As the host G8 nation, the US national academy has taken the lead this year, working with counterparts to draw up a co-ordinated message for the summit. For the past seven years, science academies representing countries that are attending the summit have issued statements to inform delegates of vital science and technology matters. This year, they are targeting leaders attending not just the G8 summit but also the G20, the Rio+20 environmental summit, and other important events. In past G8 summits, the views of the collective academies have been influential. World leaders including Angela Merkel and Nicolas Sarkozy have previously met with representatives of the global science community and the text from their statements has ended up in the final summit communiques. “I think most governments pay attention to science,” says Dr Clegg. “The fact we have a consensus of a great diversity of countries is an indication of the importance of priorities that we as leaders of the global science community place on these issues”.

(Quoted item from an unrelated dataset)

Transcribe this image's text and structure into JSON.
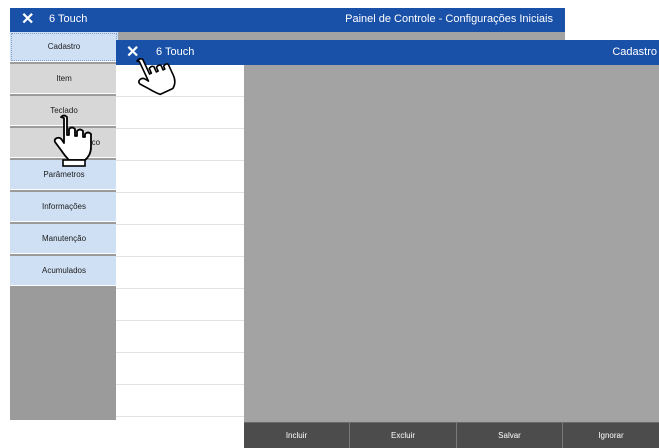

The three so-called “G-Science” statements say that priority should be given to finding ways of finding a coherent way of simultaneously meeting water and energy needs, building resilience to natural disasters and developing better ways of measuring greenhouse gas emissions in order to see if individual countries are meeting their international obligations to reduce emissions. The first G-Science statement called on leaders to consider water and energy as closely linked issues. Otherwise, it says, there will be shortages of both. The statement recommends that governments pursue policies that integrate the two, emphasise conservation and encourage regional and global cooperation.

The second statement says more can be done to minimise the impact of major international disasters, such as a tsunami or nuclear accident. In addition to regular risk surveillance, the G-Science statement recommends building “resilience” to catastrophic events by, for example, improving public health systems.

The third statement calls for more accurate and standardised methods to estimate human and natural sources and sinks of greenhouse gases. It recommends that all countries produce annual reports of their greenhouse gas emissions and sinks. The academies also call for greater international cooperation to share new technologies and scientific data.

The statements have been signed by the leaders of the national science academies of Brazil, Canada, China, France, Germany, India, Indonesia, Italy, Japan, Mexico, Morocco, Russia, South Africa, the United Kingdom, and the US.

From the BBC